Sunday, November 30, 2008

The Conversation in Books

My book shelves are filled with books I have yet to read and my Amazon wish list and Goodreads "to be read" list both sport a huge number of books. Not infrequently, however, someone I love speaks of a book they are reading. Their tone of voice and facial expression tell of their delight with the book and reveal how it has touched them in some way. Immediately, my curiosity is aroused, and so I set aside the long list of books calling to me to see what has called them.

When August was reading Redwall, his enthusiasm piqued my interest, so I read the first book in the series. When Taylor was reading Harriet the Spy, I wanted to re-read it, and after Anna Mae read Pegeen, the second in a series by Hilda Van Stockum, I borrowed it. I read The Body Ecology Diet after Jennie Lou found it, and I read the Faith Club based on Ashley's comments. When Ginger described the wonders of Christiane Northrup's Women's Bodies, Women's Wisdom, I bought and read it. Every time I talk to Andrea, I leave eager to read the books currently on her bed-side stand, and Culley's pleasure with the audio production of The Subtle Knife had me running home to download it.

I know that books serve as a conversation; I learned this back when I was in school. Writers of any merit are conversing both with earlier writers as well as with their audience of readers. Anyone who has been in a book club or shared a book with another person recognizes the way in which books evoke conversations among readers. For me, the conversation moves beyond this, however, for I've found that reading books that appeal to people I love also serves as a window in their hearts and minds because it seems clear that the book's appeal is likely a reflection of their thinking and values.

That's why when Raleigh spoke about enjoying The Shack, I immediately bought and read it. I knew the book was Christian fiction and that the spiritual ideology was likely to differ from my own, but I wasn't reading it to find support for my own practice. I was more interested in the tale that evoked my son's satisfaction with this book. I wanted to know him through a story he loved.

I wasn't disappointed. I found a window into the nature of his faith and the manner in which love and forgiveness serve as his underpinnings. Though Raleigh and I have not spoken directly about this book, I feel like we've had a conversation because we've read the same words on the page and we've each responded these words. As I read The Shack, I was able to consider where our thinking was likely to have connected and where it might have diverged in response to William Paul Young's story, just as I wondered about Jennie Lou's and Taylor's thoughts when I read The Body Ecology Diet and Harriet the Spy.
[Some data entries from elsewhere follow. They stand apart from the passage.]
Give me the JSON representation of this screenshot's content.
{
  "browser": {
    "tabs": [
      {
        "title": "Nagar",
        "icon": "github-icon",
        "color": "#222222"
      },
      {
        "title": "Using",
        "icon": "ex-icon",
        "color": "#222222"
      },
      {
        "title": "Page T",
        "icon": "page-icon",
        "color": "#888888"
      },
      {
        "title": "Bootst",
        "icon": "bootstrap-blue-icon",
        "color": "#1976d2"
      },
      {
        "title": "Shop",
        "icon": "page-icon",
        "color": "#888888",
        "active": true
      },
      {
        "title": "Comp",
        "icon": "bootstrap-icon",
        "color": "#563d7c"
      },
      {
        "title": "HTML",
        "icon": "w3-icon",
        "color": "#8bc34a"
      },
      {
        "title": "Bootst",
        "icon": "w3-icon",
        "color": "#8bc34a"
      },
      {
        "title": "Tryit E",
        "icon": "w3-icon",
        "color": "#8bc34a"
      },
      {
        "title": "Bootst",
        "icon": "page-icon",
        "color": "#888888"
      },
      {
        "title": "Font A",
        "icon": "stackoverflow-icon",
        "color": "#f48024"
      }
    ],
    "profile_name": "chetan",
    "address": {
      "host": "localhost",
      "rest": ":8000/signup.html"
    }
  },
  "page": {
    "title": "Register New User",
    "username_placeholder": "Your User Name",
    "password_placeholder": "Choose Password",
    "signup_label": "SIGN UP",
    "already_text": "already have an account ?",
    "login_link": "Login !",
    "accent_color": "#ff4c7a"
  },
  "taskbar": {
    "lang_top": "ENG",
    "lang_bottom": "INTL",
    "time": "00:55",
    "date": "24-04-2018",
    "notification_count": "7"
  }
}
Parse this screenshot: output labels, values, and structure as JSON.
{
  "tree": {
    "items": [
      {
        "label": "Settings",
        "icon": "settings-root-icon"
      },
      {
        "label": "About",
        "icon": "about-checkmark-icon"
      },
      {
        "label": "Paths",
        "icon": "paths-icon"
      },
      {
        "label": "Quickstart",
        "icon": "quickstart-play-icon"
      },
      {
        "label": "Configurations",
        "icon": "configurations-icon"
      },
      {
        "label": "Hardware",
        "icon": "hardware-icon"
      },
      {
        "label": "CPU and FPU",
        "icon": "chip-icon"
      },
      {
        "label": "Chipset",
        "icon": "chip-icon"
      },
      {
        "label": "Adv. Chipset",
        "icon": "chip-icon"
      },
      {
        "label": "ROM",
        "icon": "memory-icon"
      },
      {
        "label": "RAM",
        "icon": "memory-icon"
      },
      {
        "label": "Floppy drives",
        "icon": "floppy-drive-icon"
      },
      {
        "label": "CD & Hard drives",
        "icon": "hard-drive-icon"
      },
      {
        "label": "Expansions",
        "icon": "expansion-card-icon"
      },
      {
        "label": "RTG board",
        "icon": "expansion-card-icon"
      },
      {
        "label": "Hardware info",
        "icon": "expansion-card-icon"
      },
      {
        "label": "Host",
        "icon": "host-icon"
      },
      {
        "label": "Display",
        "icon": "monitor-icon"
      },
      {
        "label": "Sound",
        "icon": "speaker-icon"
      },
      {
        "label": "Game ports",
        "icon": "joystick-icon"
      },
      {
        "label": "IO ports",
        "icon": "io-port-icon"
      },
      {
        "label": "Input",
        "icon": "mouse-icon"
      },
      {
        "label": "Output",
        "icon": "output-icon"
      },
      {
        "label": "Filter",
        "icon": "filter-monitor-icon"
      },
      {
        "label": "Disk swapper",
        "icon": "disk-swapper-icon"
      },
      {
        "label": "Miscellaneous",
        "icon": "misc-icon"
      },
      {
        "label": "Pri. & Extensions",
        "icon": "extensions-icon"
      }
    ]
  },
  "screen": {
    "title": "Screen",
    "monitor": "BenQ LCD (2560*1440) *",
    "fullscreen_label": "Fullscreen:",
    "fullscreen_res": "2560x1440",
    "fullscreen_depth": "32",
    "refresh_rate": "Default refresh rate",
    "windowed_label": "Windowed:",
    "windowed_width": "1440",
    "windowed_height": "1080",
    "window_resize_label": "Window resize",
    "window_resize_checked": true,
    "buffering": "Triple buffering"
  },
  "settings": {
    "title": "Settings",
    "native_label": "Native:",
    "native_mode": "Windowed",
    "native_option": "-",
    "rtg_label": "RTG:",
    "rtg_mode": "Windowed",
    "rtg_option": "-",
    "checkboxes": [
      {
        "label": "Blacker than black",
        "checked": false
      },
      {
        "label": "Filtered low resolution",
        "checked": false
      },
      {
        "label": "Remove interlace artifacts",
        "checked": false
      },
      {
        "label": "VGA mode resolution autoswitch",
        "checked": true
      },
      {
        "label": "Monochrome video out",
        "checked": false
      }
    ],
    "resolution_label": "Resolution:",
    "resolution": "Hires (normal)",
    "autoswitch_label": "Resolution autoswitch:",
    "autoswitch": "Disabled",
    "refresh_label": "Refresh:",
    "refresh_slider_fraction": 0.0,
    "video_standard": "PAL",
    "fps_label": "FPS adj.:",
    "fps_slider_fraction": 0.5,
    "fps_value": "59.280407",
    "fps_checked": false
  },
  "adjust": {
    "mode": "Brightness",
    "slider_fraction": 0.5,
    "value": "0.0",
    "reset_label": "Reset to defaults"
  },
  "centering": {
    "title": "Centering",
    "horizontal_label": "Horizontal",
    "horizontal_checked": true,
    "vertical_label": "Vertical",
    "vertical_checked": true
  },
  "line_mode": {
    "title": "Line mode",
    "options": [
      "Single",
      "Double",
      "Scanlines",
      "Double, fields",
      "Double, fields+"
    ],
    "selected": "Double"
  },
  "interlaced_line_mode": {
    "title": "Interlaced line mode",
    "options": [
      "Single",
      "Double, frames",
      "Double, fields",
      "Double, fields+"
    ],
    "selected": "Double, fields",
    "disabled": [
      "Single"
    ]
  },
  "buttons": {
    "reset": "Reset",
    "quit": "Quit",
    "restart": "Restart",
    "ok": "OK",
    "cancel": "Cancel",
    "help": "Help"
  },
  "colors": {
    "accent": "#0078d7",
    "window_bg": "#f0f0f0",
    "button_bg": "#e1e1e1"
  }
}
The conversation offered by books is far reaching, rich, and deeply satisfying. It's always worth it to put aside a book on my list to pick up one enjoyed by my dear ones.

1 comment:

Jennie Lou said...

A reflection of your real love for us.